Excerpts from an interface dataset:
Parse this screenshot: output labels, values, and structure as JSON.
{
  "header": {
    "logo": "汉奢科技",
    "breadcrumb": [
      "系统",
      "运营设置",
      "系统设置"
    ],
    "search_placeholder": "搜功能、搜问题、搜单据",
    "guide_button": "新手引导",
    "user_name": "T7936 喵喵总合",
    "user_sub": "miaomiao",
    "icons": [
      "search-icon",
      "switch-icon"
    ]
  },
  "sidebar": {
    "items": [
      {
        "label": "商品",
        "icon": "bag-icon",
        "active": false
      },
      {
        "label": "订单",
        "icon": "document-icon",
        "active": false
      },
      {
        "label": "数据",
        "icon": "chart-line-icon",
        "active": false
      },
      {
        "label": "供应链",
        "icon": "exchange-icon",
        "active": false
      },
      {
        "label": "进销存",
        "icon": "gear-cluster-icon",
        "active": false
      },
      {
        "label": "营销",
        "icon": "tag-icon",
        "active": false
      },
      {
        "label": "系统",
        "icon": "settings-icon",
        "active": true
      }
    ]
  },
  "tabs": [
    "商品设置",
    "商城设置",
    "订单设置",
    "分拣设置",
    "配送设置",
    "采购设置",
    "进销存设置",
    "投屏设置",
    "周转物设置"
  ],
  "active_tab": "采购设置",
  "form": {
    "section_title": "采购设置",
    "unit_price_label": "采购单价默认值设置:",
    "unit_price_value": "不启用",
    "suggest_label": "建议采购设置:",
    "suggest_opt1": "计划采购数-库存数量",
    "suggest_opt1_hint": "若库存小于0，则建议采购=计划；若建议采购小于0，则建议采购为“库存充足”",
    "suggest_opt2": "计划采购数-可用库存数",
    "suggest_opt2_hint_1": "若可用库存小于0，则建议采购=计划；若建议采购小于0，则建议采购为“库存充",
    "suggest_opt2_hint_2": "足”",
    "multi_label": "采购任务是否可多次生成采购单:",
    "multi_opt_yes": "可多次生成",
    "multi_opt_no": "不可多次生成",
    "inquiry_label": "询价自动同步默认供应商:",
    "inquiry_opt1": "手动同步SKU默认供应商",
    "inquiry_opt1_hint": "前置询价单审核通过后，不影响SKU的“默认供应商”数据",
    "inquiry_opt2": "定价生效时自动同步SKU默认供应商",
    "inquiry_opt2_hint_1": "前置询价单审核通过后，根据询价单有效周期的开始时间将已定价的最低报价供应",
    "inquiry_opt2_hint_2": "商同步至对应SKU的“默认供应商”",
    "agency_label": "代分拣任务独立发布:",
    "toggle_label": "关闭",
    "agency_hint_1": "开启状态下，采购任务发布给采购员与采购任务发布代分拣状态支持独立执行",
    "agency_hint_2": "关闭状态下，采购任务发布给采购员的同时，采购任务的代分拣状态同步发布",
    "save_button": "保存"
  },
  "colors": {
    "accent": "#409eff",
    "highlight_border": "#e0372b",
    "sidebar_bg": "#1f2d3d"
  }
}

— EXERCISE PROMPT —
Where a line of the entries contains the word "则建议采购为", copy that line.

— EXPECTED ANSWER —
    "suggest_opt1_hint": "若库存小于0，则建议采购=计划；若建议采购小于0，则建议采购为“库存充足”",
    "suggest_opt2_hint_1": "若可用库存小于0，则建议采购=计划；若建议采购小于0，则建议采购为“库存充",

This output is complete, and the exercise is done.